Exercise goal. Copy out each line of the entries where the word "icon" is present.

(Data in this exercise Opens)

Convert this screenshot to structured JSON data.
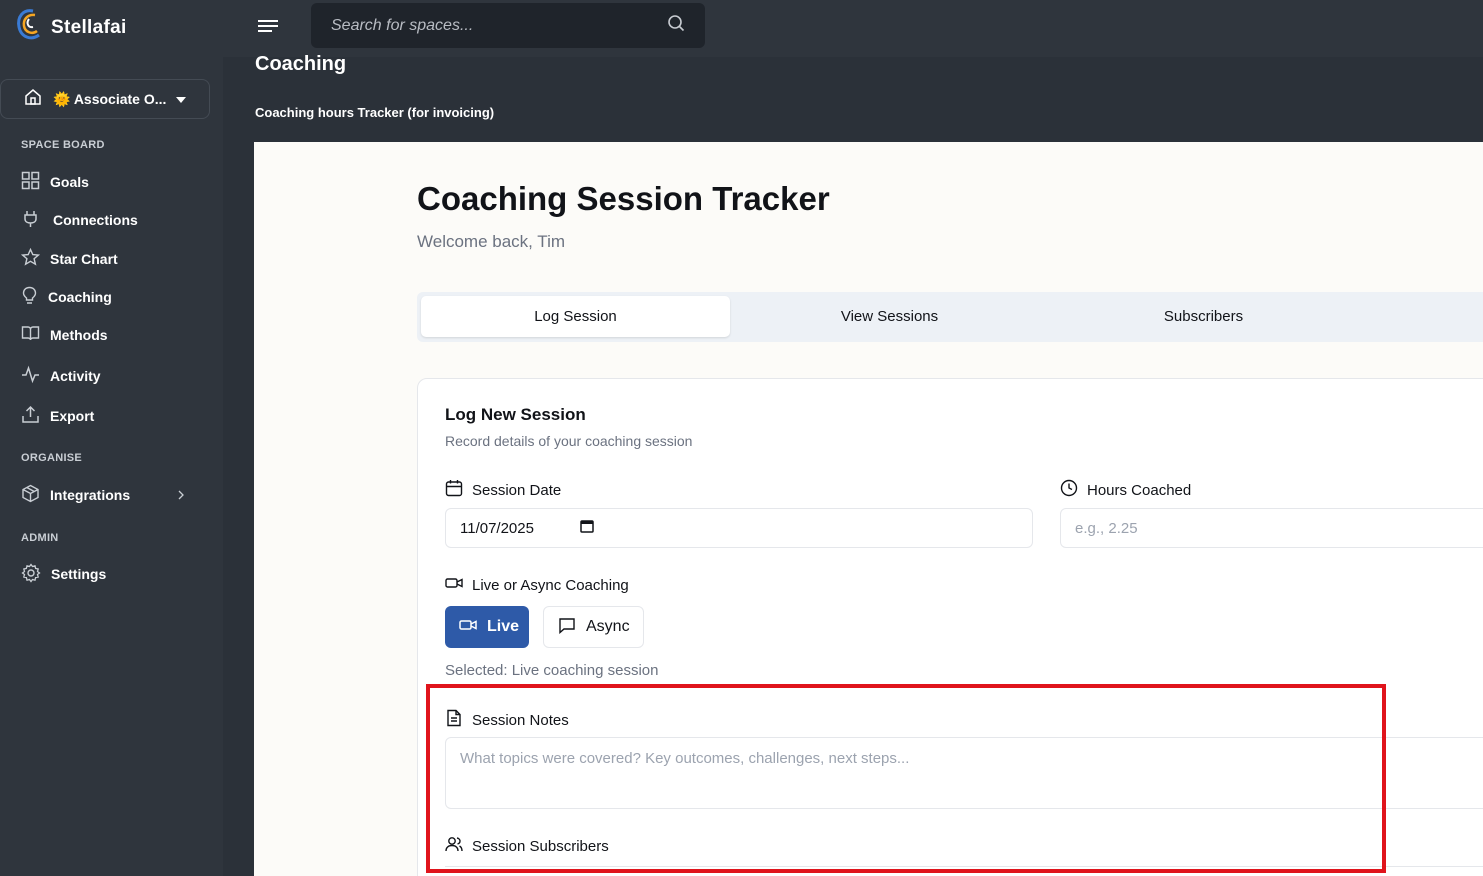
{
  "app": {
    "name": "Stellafai",
    "search_placeholder": "Search for spaces..."
  },
  "sidebar": {
    "space_selector": {
      "icon": "home-icon",
      "emoji": "🌞",
      "label": "Associate O..."
    },
    "sections": [
      {
        "label": "SPACE BOARD"
      },
      {
        "label": "ORGANISE"
      },
      {
        "label": "ADMIN"
      }
    ],
    "items": [
      {
        "label": "Goals",
        "icon": "grid-icon"
      },
      {
        "label": "Connections",
        "icon": "plug-icon"
      },
      {
        "label": "Star Chart",
        "icon": "star-icon"
      },
      {
        "label": "Coaching",
        "icon": "lightbulb-icon"
      },
      {
        "label": "Methods",
        "icon": "book-icon"
      },
      {
        "label": "Activity",
        "icon": "activity-icon"
      },
      {
        "label": "Export",
        "icon": "upload-icon"
      },
      {
        "label": "Integrations",
        "icon": "box-icon"
      },
      {
        "label": "Settings",
        "icon": "gear-icon"
      }
    ]
  },
  "page": {
    "title": "Coaching",
    "subtitle": "Coaching hours Tracker (for invoicing)"
  },
  "tracker": {
    "title": "Coaching Session Tracker",
    "welcome": "Welcome back, Tim",
    "tabs": [
      {
        "label": "Log Session",
        "active": true
      },
      {
        "label": "View Sessions",
        "active": false
      },
      {
        "label": "Subscribers",
        "active": false
      }
    ],
    "form": {
      "title": "Log New Session",
      "description": "Record details of your coaching session",
      "session_date_label": "Session Date",
      "session_date_value": "11/07/2025",
      "hours_label": "Hours Coached",
      "hours_placeholder": "e.g., 2.25",
      "mode_label": "Live or Async Coaching",
      "live_label": "Live",
      "async_label": "Async",
      "selected_text": "Selected: Live coaching session",
      "notes_label": "Session Notes",
      "notes_placeholder": "What topics were covered? Key outcomes, challenges, next steps...",
      "subscribers_label": "Session Subscribers"
    }
  },
  "colors": {
    "accent": "#2e5aa8",
    "highlight": "#e0141c",
    "sidebar_bg": "#2f353d"
  }
}
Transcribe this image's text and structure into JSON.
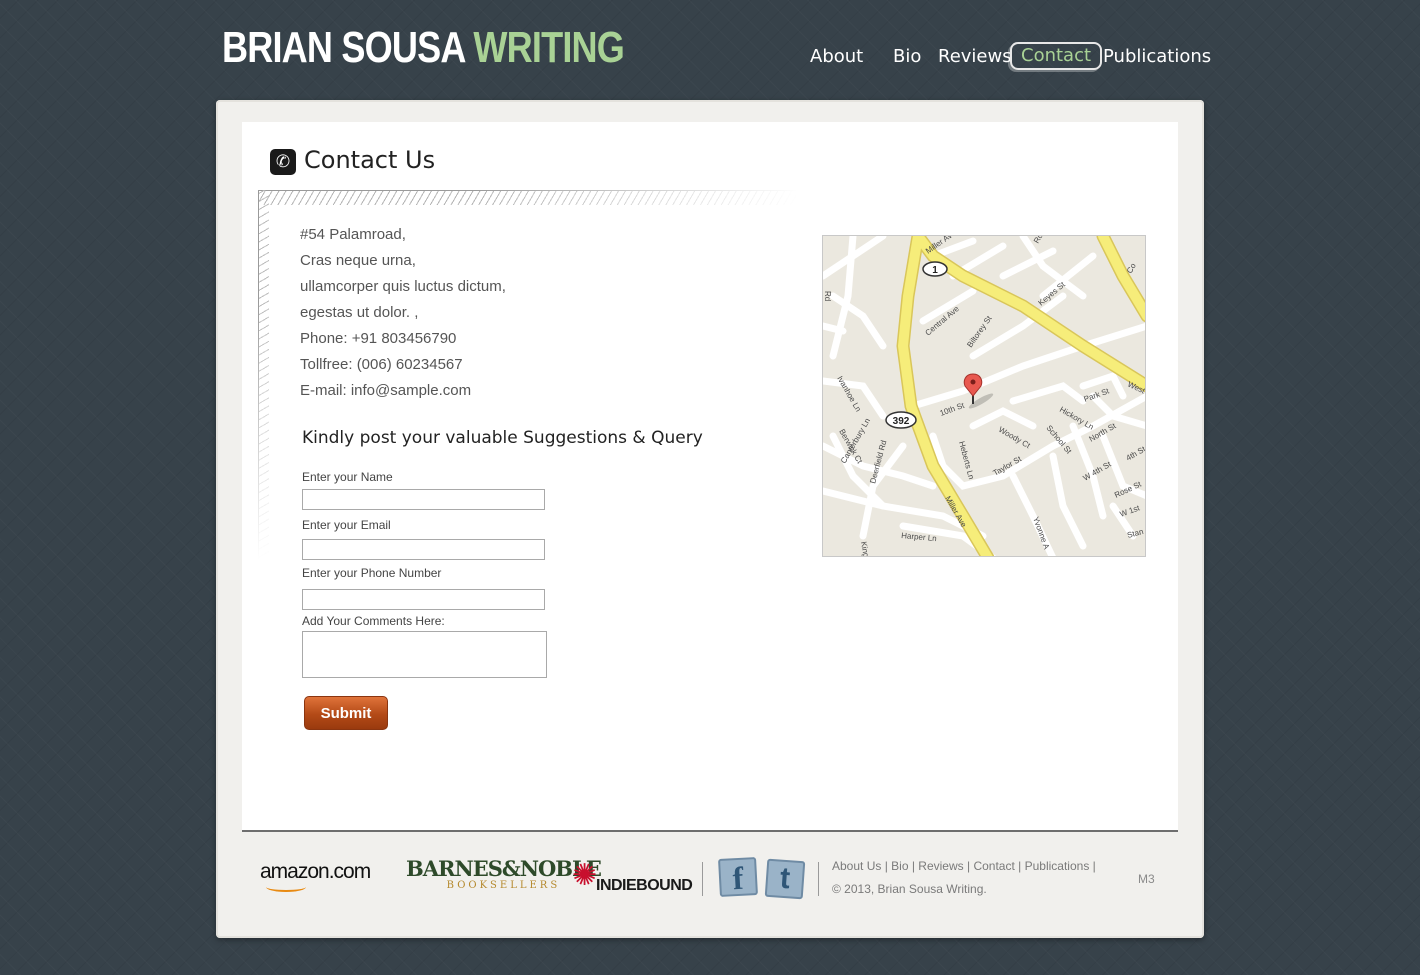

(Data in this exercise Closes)

Solved problem.
      "icon": "home-icon",
        "icon": "grid-icon"
        "icon": "plug-icon"
        "icon": "star-icon"
        "icon": "lightbulb-icon"
        "icon": "book-icon"
        "icon": "activity-icon"
        "icon": "upload-icon"
        "icon": "box-icon"
        "icon": "gear-icon"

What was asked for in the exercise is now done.